## Excerpts from an interface dataset
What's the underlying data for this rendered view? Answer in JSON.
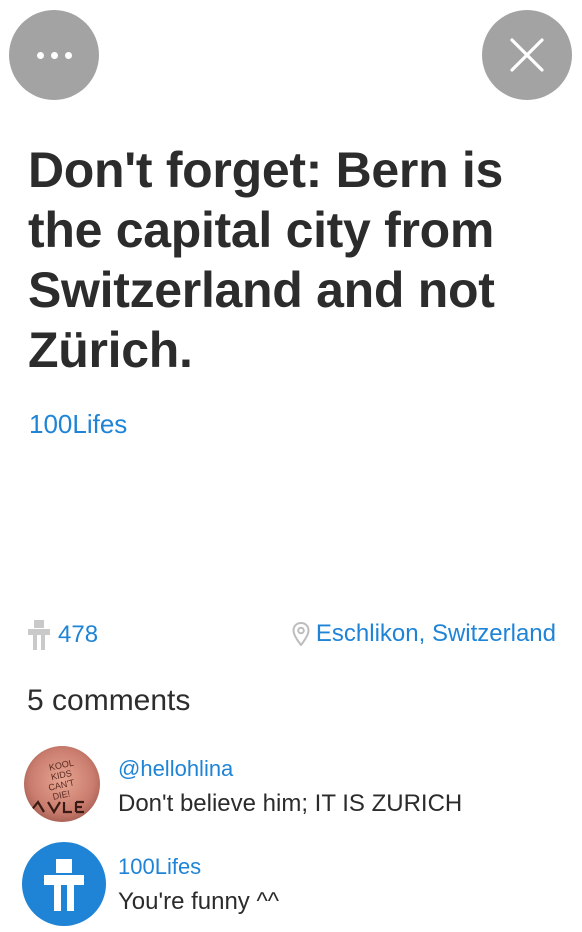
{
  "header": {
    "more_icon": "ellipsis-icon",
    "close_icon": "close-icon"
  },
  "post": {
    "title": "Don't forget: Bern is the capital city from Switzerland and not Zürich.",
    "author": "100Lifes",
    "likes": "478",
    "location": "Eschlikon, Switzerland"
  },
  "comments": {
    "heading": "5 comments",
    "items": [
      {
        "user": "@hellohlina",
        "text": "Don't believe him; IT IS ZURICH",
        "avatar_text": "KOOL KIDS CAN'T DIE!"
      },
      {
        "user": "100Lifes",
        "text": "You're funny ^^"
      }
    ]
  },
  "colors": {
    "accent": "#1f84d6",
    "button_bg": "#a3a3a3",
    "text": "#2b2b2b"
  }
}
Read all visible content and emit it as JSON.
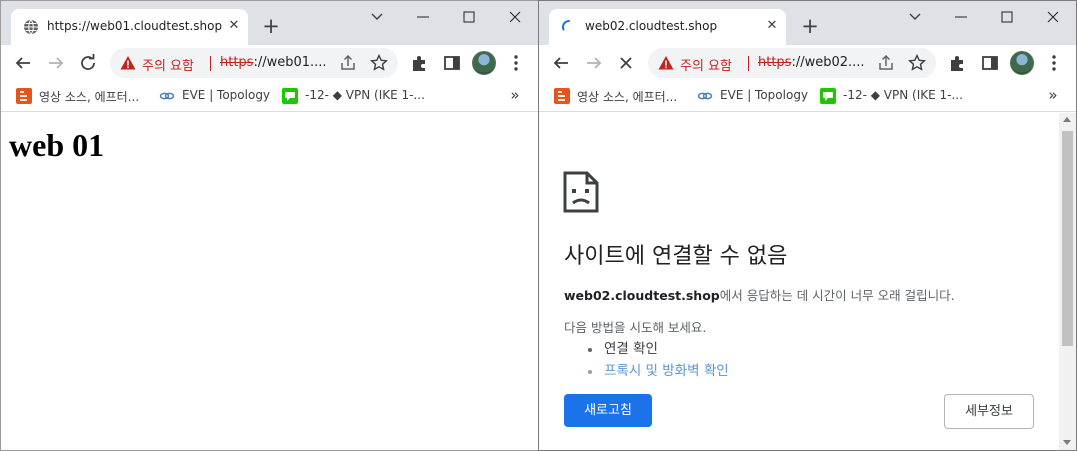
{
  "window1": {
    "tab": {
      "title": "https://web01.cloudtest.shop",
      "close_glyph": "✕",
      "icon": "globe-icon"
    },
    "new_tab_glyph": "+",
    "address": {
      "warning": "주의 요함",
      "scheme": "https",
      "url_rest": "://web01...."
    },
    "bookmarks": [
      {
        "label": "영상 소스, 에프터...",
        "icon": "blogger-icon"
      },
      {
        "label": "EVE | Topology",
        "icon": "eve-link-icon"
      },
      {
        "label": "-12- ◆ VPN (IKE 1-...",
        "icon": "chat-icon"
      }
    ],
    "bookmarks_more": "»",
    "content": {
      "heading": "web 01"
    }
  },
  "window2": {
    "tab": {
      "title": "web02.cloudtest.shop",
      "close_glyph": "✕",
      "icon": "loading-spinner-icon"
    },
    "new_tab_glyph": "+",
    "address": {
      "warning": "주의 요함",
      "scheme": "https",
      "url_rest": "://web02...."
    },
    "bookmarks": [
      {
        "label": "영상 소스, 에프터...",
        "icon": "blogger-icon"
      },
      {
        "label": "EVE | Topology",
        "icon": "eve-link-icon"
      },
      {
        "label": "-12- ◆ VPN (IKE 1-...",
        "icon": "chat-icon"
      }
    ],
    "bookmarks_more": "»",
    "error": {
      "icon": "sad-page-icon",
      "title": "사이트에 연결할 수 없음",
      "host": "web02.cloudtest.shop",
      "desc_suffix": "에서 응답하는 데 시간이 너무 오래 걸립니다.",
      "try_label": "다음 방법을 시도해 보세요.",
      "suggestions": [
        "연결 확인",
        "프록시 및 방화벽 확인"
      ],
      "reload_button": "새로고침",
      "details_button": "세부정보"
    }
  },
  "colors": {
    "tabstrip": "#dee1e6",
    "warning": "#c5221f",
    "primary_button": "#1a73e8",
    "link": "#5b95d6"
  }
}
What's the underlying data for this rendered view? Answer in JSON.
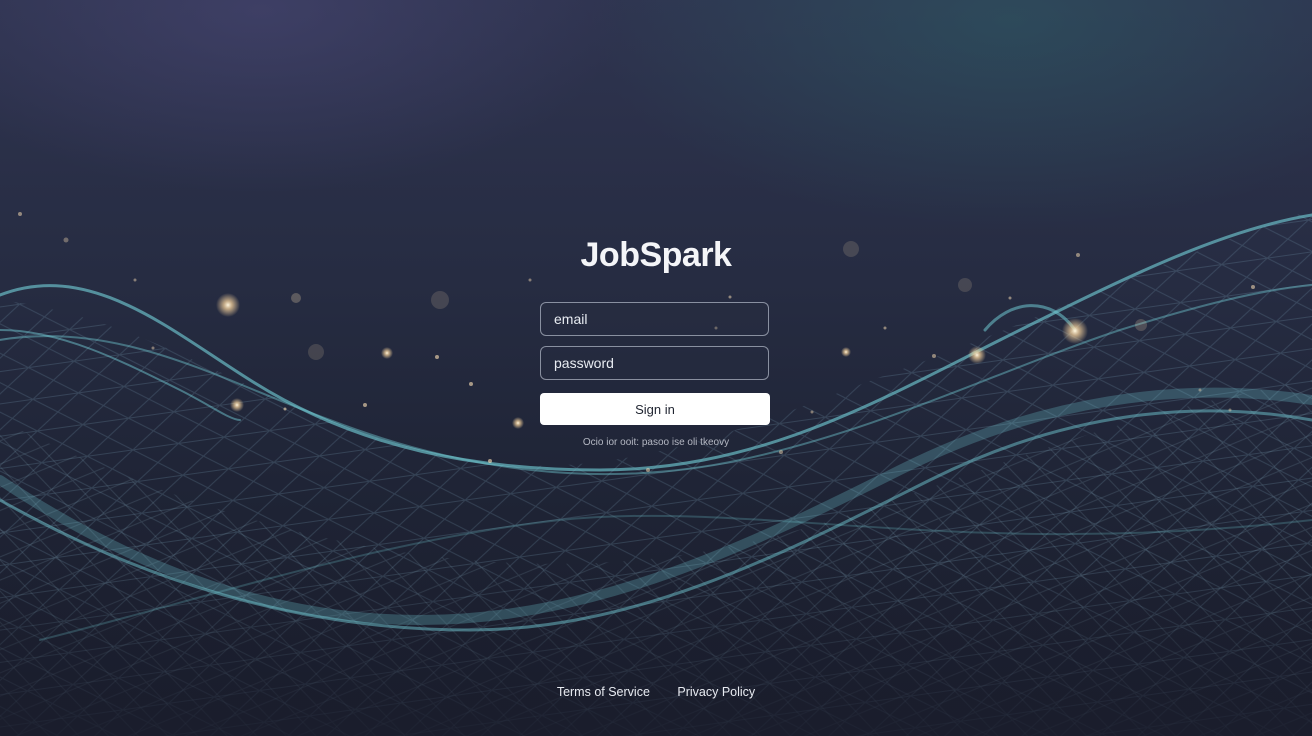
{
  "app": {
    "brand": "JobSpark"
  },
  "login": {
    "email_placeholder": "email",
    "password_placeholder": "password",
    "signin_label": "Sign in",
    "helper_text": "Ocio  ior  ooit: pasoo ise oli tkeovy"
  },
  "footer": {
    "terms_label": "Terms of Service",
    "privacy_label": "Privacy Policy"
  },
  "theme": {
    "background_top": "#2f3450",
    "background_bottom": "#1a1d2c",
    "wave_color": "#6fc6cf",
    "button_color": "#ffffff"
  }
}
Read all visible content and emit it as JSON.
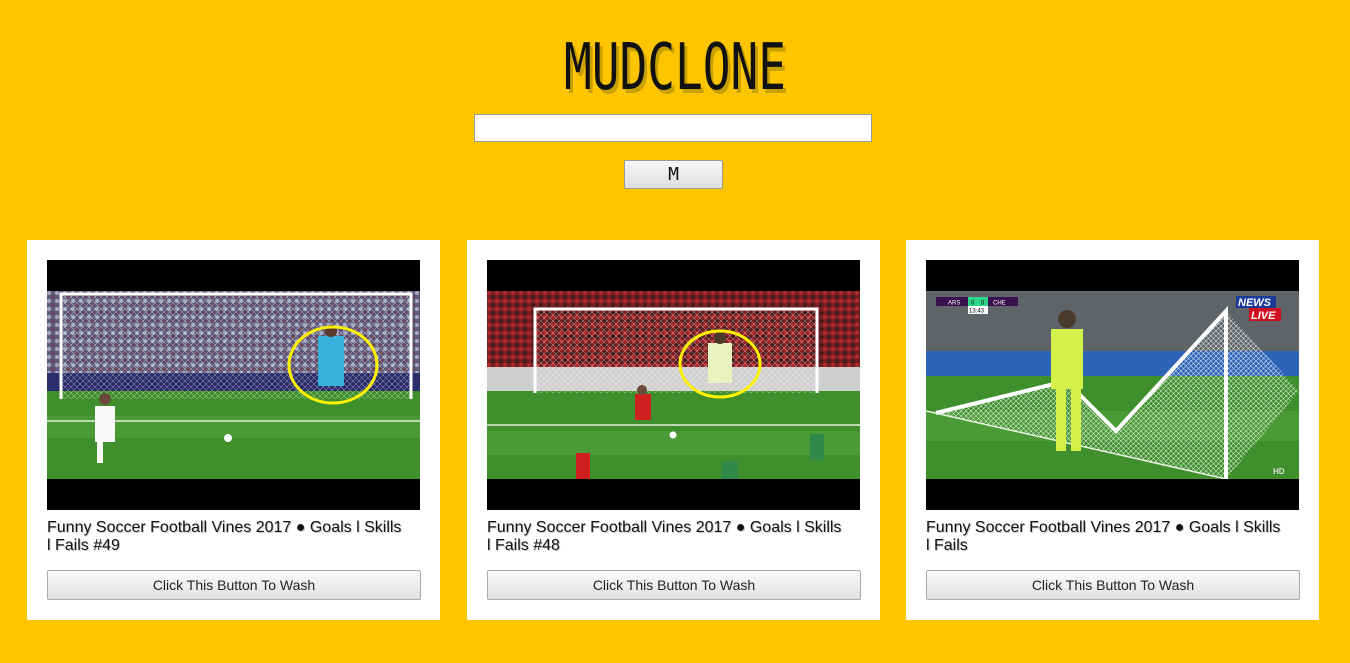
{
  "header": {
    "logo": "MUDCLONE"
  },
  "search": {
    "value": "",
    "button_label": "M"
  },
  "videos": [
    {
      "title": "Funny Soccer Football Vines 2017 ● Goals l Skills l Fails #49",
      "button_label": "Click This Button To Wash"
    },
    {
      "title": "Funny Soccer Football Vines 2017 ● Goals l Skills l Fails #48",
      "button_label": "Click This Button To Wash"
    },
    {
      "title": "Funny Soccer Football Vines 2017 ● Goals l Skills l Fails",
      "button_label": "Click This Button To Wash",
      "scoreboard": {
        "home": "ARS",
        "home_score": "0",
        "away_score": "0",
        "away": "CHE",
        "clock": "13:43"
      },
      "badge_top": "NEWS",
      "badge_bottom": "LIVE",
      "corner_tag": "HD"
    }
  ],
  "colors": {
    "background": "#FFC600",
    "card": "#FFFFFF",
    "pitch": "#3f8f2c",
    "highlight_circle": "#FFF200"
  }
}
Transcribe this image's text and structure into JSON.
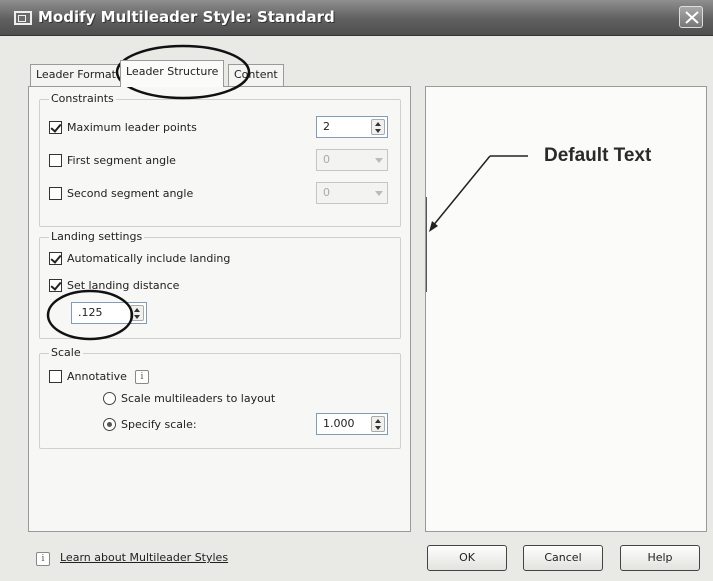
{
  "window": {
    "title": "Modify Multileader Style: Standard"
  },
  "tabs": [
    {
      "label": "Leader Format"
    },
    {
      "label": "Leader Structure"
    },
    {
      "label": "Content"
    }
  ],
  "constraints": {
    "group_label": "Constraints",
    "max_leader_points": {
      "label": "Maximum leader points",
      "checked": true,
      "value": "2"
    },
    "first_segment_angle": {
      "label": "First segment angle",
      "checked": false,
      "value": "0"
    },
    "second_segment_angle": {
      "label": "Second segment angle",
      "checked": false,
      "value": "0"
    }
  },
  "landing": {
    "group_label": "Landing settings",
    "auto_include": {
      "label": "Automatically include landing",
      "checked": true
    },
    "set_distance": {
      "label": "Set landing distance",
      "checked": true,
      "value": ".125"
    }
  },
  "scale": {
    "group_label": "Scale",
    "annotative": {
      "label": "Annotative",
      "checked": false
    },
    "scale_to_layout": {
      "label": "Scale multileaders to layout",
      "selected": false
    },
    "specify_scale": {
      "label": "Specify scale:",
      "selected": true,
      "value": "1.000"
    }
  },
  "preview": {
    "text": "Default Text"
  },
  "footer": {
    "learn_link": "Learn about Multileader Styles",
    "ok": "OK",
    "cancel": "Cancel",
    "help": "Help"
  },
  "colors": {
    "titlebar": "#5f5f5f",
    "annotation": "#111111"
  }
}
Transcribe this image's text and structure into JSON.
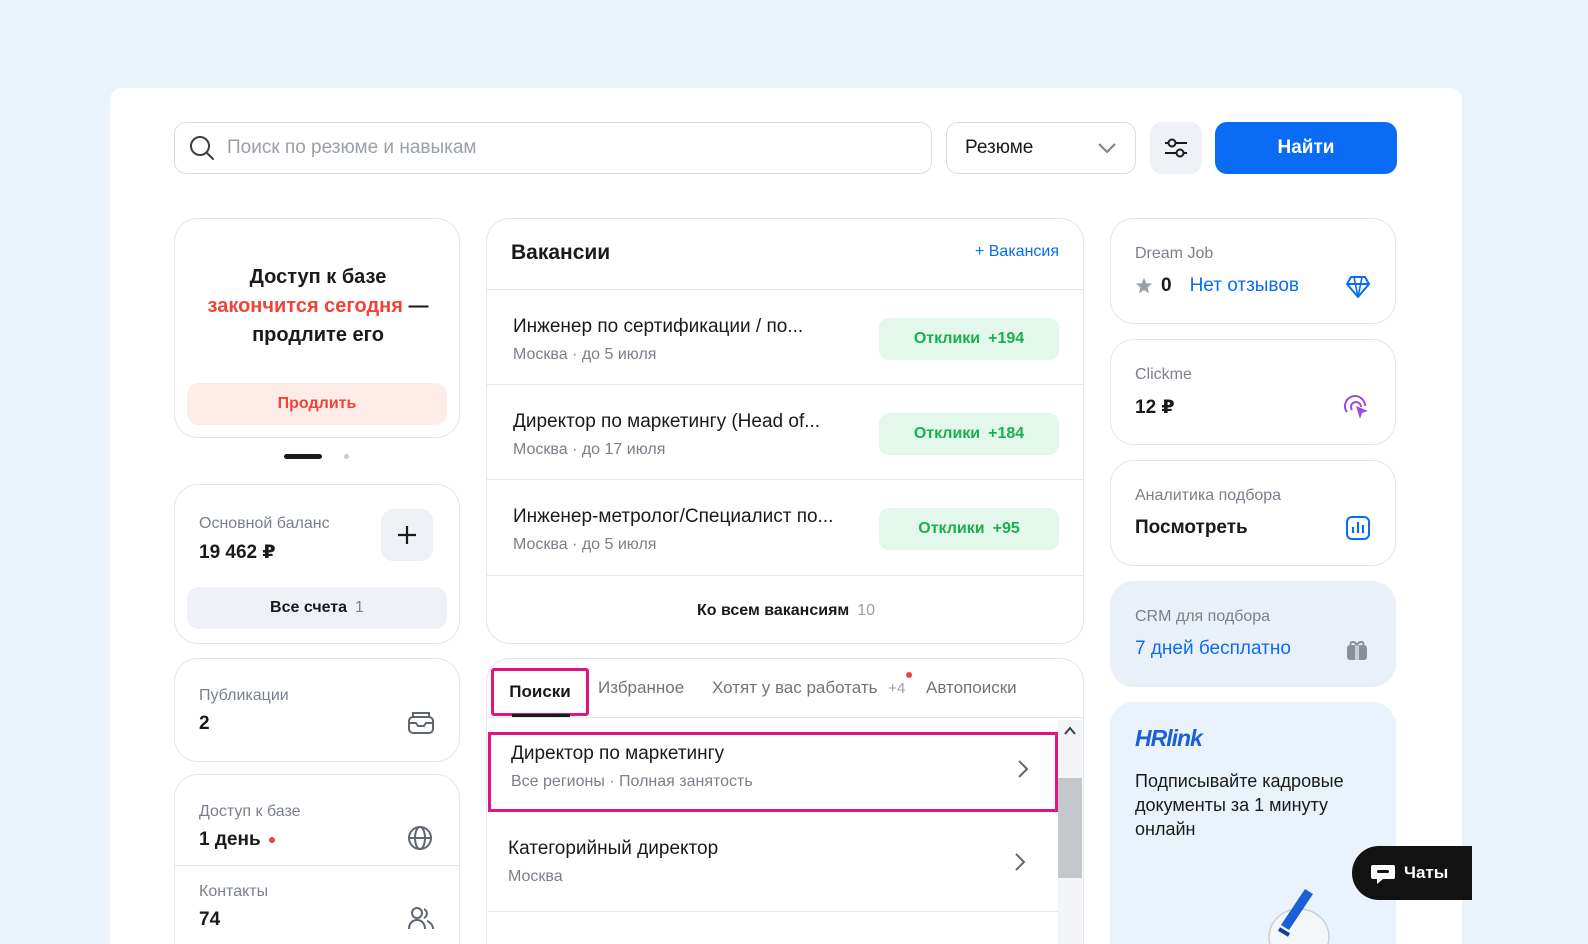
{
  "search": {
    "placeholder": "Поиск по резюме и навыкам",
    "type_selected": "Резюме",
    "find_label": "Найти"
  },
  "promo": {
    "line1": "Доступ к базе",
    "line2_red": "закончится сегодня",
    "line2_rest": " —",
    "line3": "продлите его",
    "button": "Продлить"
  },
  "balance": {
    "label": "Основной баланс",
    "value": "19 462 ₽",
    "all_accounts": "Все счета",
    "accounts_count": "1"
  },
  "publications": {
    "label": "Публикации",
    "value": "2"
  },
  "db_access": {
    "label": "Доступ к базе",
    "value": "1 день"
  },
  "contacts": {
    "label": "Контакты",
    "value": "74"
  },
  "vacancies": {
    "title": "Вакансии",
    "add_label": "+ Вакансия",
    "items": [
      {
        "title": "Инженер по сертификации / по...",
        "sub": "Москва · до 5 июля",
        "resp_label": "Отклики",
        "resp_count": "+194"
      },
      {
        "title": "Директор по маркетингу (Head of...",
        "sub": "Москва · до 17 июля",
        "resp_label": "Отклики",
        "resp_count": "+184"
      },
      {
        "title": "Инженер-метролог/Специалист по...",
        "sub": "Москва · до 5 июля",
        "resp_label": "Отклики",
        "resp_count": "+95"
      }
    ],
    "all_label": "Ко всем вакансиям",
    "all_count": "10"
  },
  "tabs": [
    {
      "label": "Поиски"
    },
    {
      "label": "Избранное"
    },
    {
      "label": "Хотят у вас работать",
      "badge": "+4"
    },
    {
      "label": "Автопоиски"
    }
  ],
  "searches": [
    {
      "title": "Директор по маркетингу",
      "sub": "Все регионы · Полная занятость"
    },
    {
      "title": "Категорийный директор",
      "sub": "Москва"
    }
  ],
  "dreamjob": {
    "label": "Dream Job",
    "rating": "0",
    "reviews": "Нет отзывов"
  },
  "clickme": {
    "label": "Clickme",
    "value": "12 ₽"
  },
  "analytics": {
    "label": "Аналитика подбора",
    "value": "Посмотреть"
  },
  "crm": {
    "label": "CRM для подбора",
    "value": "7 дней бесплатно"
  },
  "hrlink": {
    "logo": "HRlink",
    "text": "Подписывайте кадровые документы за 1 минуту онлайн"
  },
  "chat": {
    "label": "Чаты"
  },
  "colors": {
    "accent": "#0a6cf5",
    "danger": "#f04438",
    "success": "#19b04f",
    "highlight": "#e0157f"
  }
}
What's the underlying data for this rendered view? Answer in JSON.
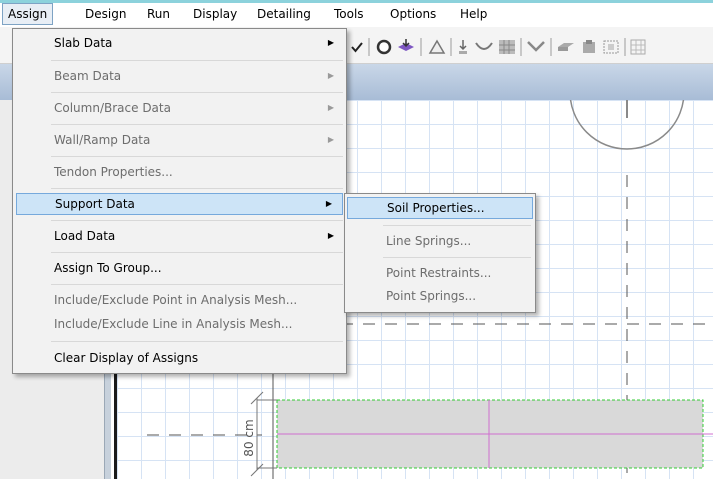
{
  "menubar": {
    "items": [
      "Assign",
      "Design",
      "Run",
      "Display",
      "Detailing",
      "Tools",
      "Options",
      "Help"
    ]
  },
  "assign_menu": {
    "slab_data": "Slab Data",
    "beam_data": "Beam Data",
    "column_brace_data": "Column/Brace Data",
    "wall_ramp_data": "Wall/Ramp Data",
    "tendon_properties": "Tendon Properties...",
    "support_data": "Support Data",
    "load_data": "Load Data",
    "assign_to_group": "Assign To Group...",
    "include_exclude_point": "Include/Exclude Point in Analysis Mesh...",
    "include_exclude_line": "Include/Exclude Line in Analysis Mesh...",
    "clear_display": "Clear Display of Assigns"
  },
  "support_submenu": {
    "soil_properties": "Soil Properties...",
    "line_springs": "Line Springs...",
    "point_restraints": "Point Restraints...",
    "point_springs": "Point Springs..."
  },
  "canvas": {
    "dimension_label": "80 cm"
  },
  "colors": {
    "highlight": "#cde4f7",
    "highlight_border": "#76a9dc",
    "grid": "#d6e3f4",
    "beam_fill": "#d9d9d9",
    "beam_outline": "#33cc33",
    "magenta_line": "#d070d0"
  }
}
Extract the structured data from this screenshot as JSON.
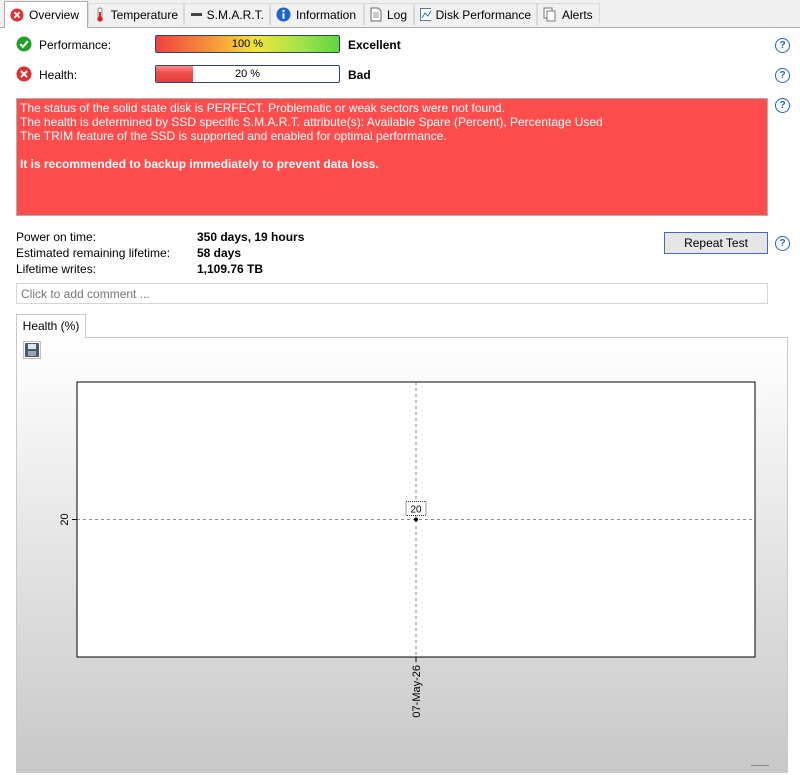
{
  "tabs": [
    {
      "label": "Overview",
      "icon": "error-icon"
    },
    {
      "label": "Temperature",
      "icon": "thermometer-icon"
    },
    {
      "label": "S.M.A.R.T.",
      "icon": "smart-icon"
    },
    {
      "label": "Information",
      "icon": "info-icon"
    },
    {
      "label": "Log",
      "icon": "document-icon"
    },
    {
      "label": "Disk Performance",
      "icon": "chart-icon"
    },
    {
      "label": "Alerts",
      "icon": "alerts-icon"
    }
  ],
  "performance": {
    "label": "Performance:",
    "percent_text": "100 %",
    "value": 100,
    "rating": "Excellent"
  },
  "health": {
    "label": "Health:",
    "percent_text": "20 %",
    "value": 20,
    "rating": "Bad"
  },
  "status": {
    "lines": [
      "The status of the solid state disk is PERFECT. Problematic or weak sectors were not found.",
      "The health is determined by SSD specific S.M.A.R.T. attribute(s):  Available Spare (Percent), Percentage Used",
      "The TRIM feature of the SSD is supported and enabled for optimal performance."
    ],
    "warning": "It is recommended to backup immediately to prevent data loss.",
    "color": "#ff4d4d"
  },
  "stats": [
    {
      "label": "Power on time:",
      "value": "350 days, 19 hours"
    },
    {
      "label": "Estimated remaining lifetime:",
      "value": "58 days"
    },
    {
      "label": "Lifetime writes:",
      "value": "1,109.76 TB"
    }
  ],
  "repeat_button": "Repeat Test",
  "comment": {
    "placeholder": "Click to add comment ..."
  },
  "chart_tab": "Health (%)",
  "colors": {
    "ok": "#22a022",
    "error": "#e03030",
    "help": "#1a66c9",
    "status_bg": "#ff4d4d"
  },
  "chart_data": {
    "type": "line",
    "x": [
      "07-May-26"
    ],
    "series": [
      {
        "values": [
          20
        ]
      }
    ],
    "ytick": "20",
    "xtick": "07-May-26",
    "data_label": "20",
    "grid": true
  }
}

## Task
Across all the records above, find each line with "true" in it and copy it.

## Solution for this problem
      "checked": true,
      "checked": true
      "checked": true,
      "selected": true,
    "grid": true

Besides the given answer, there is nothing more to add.